*The problem:*
Restate the data below word for word. Skip any images it contains.

Website and app data records

=== Section Start ===

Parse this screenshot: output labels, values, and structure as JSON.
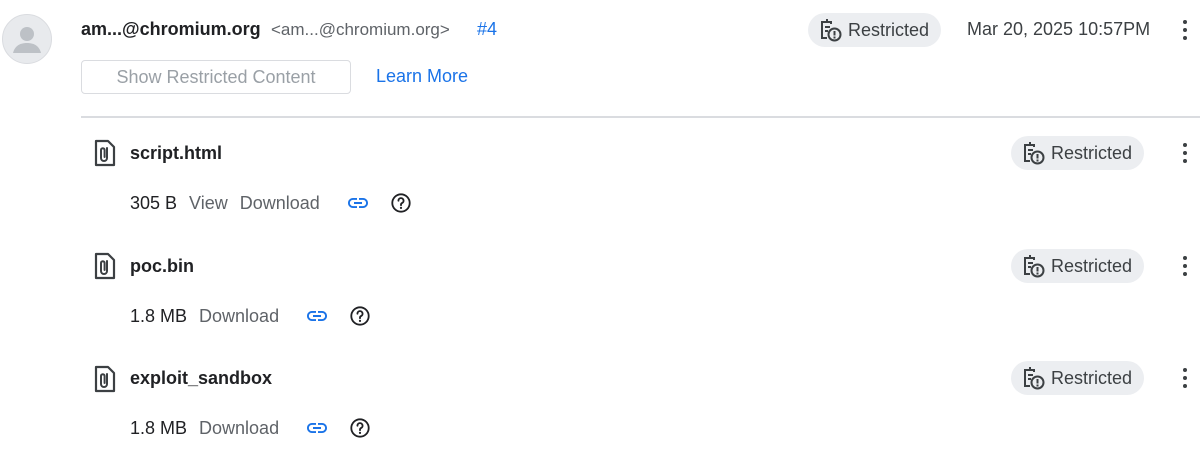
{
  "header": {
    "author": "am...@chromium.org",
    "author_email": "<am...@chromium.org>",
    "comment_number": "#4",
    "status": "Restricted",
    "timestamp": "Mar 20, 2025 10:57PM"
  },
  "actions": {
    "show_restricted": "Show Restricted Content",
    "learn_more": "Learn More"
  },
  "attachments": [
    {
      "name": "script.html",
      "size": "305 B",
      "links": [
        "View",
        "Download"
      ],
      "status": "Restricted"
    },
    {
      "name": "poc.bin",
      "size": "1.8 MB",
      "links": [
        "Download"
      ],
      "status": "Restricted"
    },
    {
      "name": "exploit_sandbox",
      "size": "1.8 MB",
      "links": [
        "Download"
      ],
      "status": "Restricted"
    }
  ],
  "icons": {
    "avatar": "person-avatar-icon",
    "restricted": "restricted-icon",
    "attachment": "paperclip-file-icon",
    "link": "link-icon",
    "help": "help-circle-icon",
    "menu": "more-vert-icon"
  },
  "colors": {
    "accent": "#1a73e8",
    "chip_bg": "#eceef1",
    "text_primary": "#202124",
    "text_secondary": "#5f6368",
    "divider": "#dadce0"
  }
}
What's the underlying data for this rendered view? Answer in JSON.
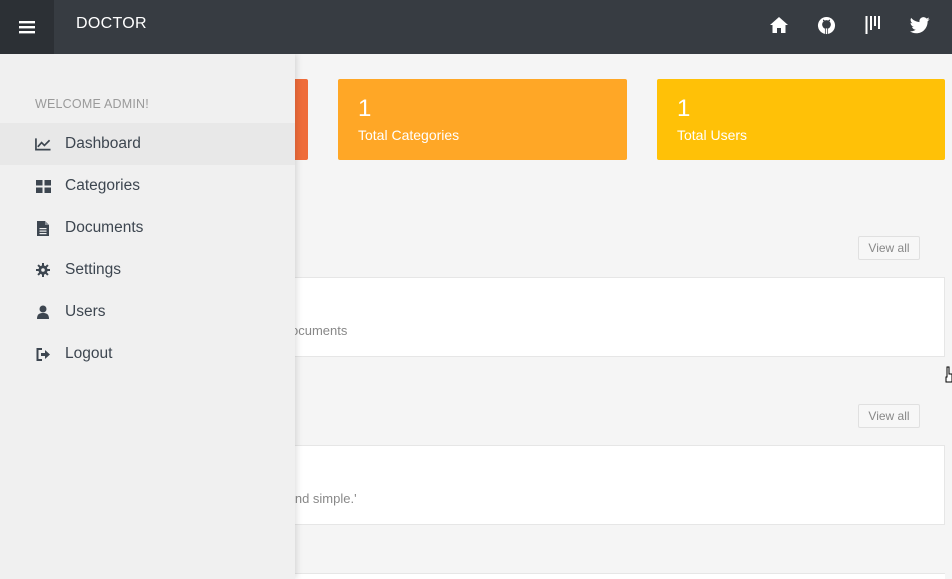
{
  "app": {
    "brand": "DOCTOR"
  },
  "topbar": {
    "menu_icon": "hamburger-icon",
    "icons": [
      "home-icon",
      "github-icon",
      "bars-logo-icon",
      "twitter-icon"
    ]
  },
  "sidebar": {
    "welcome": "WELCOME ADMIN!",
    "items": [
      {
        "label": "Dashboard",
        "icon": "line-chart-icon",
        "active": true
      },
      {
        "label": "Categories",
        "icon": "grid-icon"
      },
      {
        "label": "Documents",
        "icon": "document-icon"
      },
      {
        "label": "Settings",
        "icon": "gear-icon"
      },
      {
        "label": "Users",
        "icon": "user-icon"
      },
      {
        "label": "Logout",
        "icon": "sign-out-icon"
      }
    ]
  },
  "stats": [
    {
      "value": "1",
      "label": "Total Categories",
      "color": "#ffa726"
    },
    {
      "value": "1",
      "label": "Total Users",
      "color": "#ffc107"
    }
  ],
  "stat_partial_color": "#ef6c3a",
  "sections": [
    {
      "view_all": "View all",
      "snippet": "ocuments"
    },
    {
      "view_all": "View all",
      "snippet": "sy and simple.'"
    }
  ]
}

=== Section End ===

*Solution to this task:*
Parse this screenshot: output labels, values, and structure as JSON.
{
  "header": {
    "author": "am...@chromium.org",
    "author_email": "<am...@chromium.org>",
    "comment_number": "#4",
    "status": "Restricted",
    "timestamp": "Mar 20, 2025 10:57PM"
  },
  "actions": {
    "show_restricted": "Show Restricted Content",
    "learn_more": "Learn More"
  },
  "attachments": [
    {
      "name": "script.html",
      "size": "305 B",
      "links": [
        "View",
        "Download"
      ],
      "status": "Restricted"
    },
    {
      "name": "poc.bin",
      "size": "1.8 MB",
      "links": [
        "Download"
      ],
      "status": "Restricted"
    },
    {
      "name": "exploit_sandbox",
      "size": "1.8 MB",
      "links": [
        "Download"
      ],
      "status": "Restricted"
    }
  ],
  "icons": {
    "avatar": "person-avatar-icon",
    "restricted": "restricted-icon",
    "attachment": "paperclip-file-icon",
    "link": "link-icon",
    "help": "help-circle-icon",
    "menu": "more-vert-icon"
  },
  "colors": {
    "accent": "#1a73e8",
    "chip_bg": "#eceef1",
    "text_primary": "#202124",
    "text_secondary": "#5f6368",
    "divider": "#dadce0"
  }
}
What's the underlying data for this rendered view? Answer in JSON.
{
  "app": {
    "brand": "DOCTOR"
  },
  "topbar": {
    "menu_icon": "hamburger-icon",
    "icons": [
      "home-icon",
      "github-icon",
      "bars-logo-icon",
      "twitter-icon"
    ]
  },
  "sidebar": {
    "welcome": "WELCOME ADMIN!",
    "items": [
      {
        "label": "Dashboard",
        "icon": "line-chart-icon",
        "active": true
      },
      {
        "label": "Categories",
        "icon": "grid-icon"
      },
      {
        "label": "Documents",
        "icon": "document-icon"
      },
      {
        "label": "Settings",
        "icon": "gear-icon"
      },
      {
        "label": "Users",
        "icon": "user-icon"
      },
      {
        "label": "Logout",
        "icon": "sign-out-icon"
      }
    ]
  },
  "stats": [
    {
      "value": "1",
      "label": "Total Categories",
      "color": "#ffa726"
    },
    {
      "value": "1",
      "label": "Total Users",
      "color": "#ffc107"
    }
  ],
  "stat_partial_color": "#ef6c3a",
  "sections": [
    {
      "view_all": "View all",
      "snippet": "ocuments"
    },
    {
      "view_all": "View all",
      "snippet": "sy and simple.'"
    }
  ]
}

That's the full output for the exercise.